▸ What to do: Give back every record word for word, but keep the pictures out.

● ● ● ●

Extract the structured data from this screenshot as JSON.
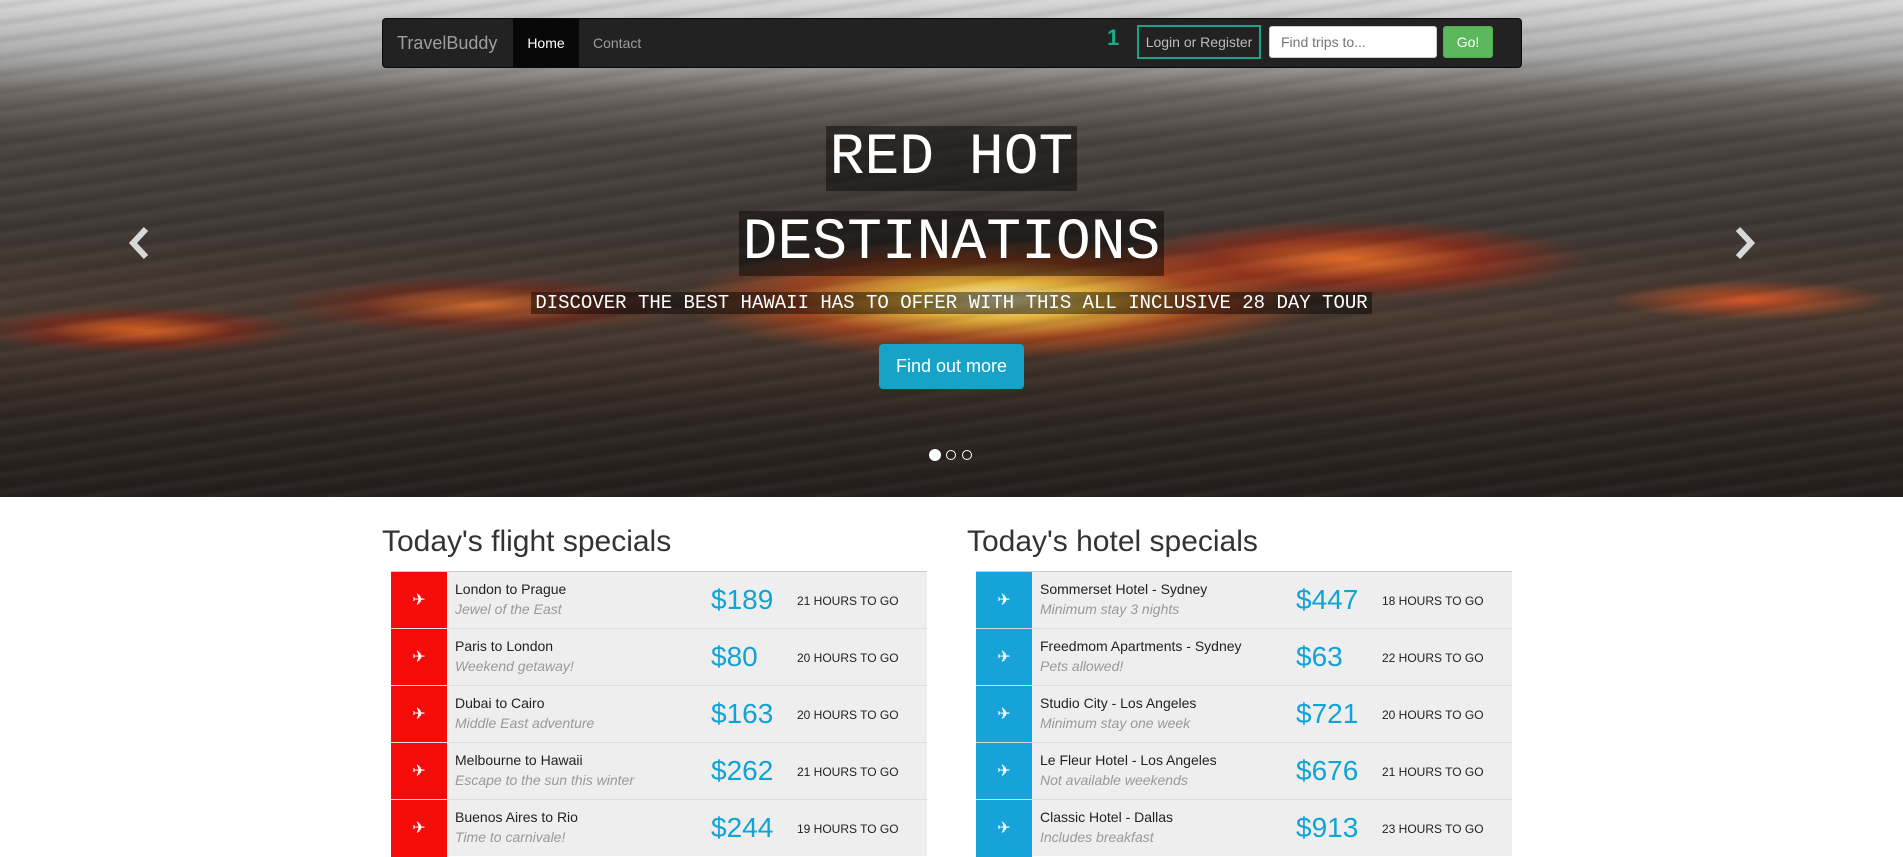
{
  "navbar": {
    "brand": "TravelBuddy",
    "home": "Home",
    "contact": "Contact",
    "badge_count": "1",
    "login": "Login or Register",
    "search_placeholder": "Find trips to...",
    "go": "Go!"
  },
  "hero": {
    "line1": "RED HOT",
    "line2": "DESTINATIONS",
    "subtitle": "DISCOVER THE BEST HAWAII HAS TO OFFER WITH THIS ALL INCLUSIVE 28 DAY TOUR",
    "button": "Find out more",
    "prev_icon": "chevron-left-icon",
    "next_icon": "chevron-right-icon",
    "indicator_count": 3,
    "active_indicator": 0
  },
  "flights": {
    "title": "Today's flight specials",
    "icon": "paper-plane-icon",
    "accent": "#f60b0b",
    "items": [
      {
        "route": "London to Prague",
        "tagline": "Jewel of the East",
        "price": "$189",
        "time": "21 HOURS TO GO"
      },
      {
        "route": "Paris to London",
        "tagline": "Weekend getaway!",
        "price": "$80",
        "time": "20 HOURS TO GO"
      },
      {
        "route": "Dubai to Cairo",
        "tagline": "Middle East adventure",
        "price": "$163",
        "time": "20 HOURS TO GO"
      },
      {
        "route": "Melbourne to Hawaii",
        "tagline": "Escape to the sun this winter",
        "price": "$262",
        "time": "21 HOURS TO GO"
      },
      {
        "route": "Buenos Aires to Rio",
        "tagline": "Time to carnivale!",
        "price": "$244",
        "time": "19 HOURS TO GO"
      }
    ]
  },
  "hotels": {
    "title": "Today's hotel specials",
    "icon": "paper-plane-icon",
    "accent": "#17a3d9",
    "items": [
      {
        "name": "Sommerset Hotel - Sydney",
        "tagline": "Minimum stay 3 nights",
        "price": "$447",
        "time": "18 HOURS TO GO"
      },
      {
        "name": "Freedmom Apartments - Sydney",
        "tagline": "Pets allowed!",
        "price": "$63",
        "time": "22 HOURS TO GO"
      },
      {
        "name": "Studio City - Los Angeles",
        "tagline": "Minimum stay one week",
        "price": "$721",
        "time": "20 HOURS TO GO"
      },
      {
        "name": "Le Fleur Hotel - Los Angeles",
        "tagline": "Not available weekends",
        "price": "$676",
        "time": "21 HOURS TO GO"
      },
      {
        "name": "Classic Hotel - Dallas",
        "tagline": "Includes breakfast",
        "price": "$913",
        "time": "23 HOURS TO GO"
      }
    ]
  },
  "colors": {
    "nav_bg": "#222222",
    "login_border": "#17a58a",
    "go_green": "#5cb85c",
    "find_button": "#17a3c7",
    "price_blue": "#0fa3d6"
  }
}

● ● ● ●

▸ Your solution:
Extract the structured data from this screenshot as JSON.
{
  "navbar": {
    "brand": "TravelBuddy",
    "home": "Home",
    "contact": "Contact",
    "badge_count": "1",
    "login": "Login or Register",
    "search_placeholder": "Find trips to...",
    "go": "Go!"
  },
  "hero": {
    "line1": "RED HOT",
    "line2": "DESTINATIONS",
    "subtitle": "DISCOVER THE BEST HAWAII HAS TO OFFER WITH THIS ALL INCLUSIVE 28 DAY TOUR",
    "button": "Find out more",
    "prev_icon": "chevron-left-icon",
    "next_icon": "chevron-right-icon",
    "indicator_count": 3,
    "active_indicator": 0
  },
  "flights": {
    "title": "Today's flight specials",
    "icon": "paper-plane-icon",
    "accent": "#f60b0b",
    "items": [
      {
        "route": "London to Prague",
        "tagline": "Jewel of the East",
        "price": "$189",
        "time": "21 HOURS TO GO"
      },
      {
        "route": "Paris to London",
        "tagline": "Weekend getaway!",
        "price": "$80",
        "time": "20 HOURS TO GO"
      },
      {
        "route": "Dubai to Cairo",
        "tagline": "Middle East adventure",
        "price": "$163",
        "time": "20 HOURS TO GO"
      },
      {
        "route": "Melbourne to Hawaii",
        "tagline": "Escape to the sun this winter",
        "price": "$262",
        "time": "21 HOURS TO GO"
      },
      {
        "route": "Buenos Aires to Rio",
        "tagline": "Time to carnivale!",
        "price": "$244",
        "time": "19 HOURS TO GO"
      }
    ]
  },
  "hotels": {
    "title": "Today's hotel specials",
    "icon": "paper-plane-icon",
    "accent": "#17a3d9",
    "items": [
      {
        "name": "Sommerset Hotel - Sydney",
        "tagline": "Minimum stay 3 nights",
        "price": "$447",
        "time": "18 HOURS TO GO"
      },
      {
        "name": "Freedmom Apartments - Sydney",
        "tagline": "Pets allowed!",
        "price": "$63",
        "time": "22 HOURS TO GO"
      },
      {
        "name": "Studio City - Los Angeles",
        "tagline": "Minimum stay one week",
        "price": "$721",
        "time": "20 HOURS TO GO"
      },
      {
        "name": "Le Fleur Hotel - Los Angeles",
        "tagline": "Not available weekends",
        "price": "$676",
        "time": "21 HOURS TO GO"
      },
      {
        "name": "Classic Hotel - Dallas",
        "tagline": "Includes breakfast",
        "price": "$913",
        "time": "23 HOURS TO GO"
      }
    ]
  },
  "colors": {
    "nav_bg": "#222222",
    "login_border": "#17a58a",
    "go_green": "#5cb85c",
    "find_button": "#17a3c7",
    "price_blue": "#0fa3d6"
  }
}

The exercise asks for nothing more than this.